January 17, 2010

Eli Eliezri z"l

From Steve Schwager, CEO

JDC lost one of its authentic, colorful heroes last week; Eli Eliezri passed away in Israel on Monday morning, January 4, 2010.

A lyrical name for a larger than life personality… Eli officially joined the JDC family in the late 1980s, when he represented JDC while working on organizing and providing welfare to the Ethiopian Beta Israel community prior to the rescue mission called Operation Solomon. That was the first of many special projects that garnered Eli’s attention. Disaster response and crisis management became his raison d’etre—Sarajevo, Kosovo, Kenya, Indonesia, Thailand, Rwandan refugees in Goma, Zaire. When disaster struck, Eli was “the fixer,” our “man on the ground,” JDC’s heroic “cowboy” who, in the finest JDC tradition, never saw a problem he couldn’t fix and never faced a disaster where JDC couldn’t come and improve the lives of the victims. Anything was possible, and he loved nothing more than proving to diverse populations that JDC and the Jewish people were heroes in the finest sense of the word.

Between 1991 and 1994, Eli organized and oversaw 11 rescue operations of the elderly and women and children—Jews and non-Jews—from the city of Sarajevo. Only Eli could have secured permission from the different warring sides in Bosnia and Croatia that guaranteed freedom of movement and safe passage within their respective zones for JDC’s convoys. Eli attended one set of Board meetings, proudly carrying laminated copies of the official letters of permission, and justly boasted: “See, no one else has permission from all sides to work—only the American Jewish Joint Distribution Committee!” Ambassador Richard Schifter, who was working on special White House assignment during the crisis in the Balkans, agreed. “Remarkable,” he told Will Recant. “JDC is the only organization in the world that could have achieved this.”

But Sarajevo was only a sampling. Because of Eli, JDC built sanitation facilities for tens of thousands of Rwandan refugees in the vast camps of Goma, Zaire. We flew into a refugee camp on the Somali/Kenyan/Ethiopian border where we supported 48,000 refugees by delivering mobile medical units that were developed in Israel. Eli established local partnerships in Kosovo where he oversaw a project that rebuilt not just one, but rather 36 schools. While there, Eli—as only Eli could—built a mosque in partnership with the Catholic Church and local Muslims, and with contributions from Jews. And he left fishing villages ravaged by the 2004 tsunami in Thailand in far better condition than before the wave hit.

Will Recant recalls a perfect Eli story: “Everyone knew Mr. Eli, whose larger than life persona comes out every time I think of walking into the hotel lobby with him in Nairobi where we had arrived to piece together the program for Somali refugees in 1994. As we entered the lobby, Eli announced in a very large voice: ‘Jambo, Jambo everyone; I am a diplomat and so is he (as he pointed to me); take us to the back room to register.’ And they did. They gave us the VIP treatment, never realizing that we did not have diplomatic passports and Eli, in fact, had only stayed in the hotel once before.”

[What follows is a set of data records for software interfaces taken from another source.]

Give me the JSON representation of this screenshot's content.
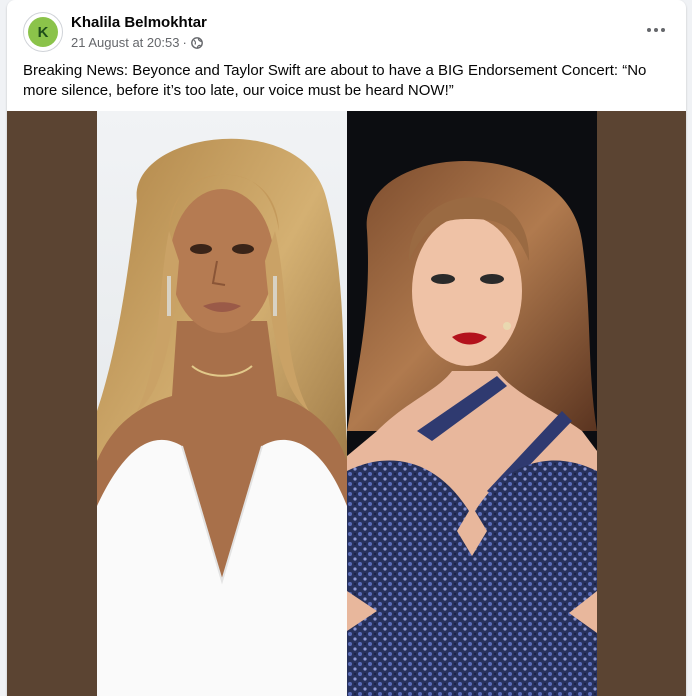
{
  "post": {
    "author": "Khalila Belmokhtar",
    "avatar_initial": "K",
    "timestamp": "21 August at 20:53",
    "separator": "·",
    "privacy_icon": "globe-icon",
    "more_icon": "more-options-icon",
    "text": "Breaking News: Beyonce and Taylor Swift are about to have a BIG Endorsement Concert: “No more silence, before it’s too late, our voice must be heard NOW!”"
  },
  "media": {
    "frame_color": "#5b4432",
    "left_photo": "photo-beyonce",
    "right_photo": "photo-taylor-swift"
  },
  "colors": {
    "card_bg": "#ffffff",
    "page_bg": "#f0f2f5",
    "text_primary": "#050505",
    "text_secondary": "#65676b",
    "avatar_bg": "#8bc34a"
  }
}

If you ever met him, you would remember him. He was short, energetic, dark-skinned, a 10th generation Yerushalmi (someone born in Jerusalem)—a man with a sharp mind, a mischievous smile, a crooked kind of laugh, a good deal of chutzpah, a sense of adventure, and an almost childlike joy in “making things happen” when no one else could. He had the ability to move mountains in order to save lives—with little patience for formal niceties. He was straightforward and driven.

Sometimes his determination to help took on a softer tone, reflected in a story recalled by Manlio Dell’Ariccia, JDC’s Country Director for Ethiopia who lives in Rome. Manlio shared this brief vignette with me: “Eli was staying with us in Rome for Yom Kippur. During the meal before the fast, a thunderstorm triggered our house alarm, and there seemed absolutely no way to turn it off. But Eli, determined to give us peace and quiet over Yom Kippur, worked on it until he succeeded in getting it fixed.

Between 200 and 300 people attended Eli’s funeral—an appropriate farewell to a man who devoted his life to helping others. He wasn’t particularly old—in his early seventies—but the good he accomplished would certainly fill a lifetime “till 120”! This is a man I will never forget. And I hope that Eli’s widow, Tami; his two daughters, Hagit and Yifat; his five grandchildren; and his entire extended family are comforted in knowing that the JDC family is also diminished by his passing and ever grateful for Eli’s innumerable contributions to us. Irv and I believe it is truly the end of an era.

No comments: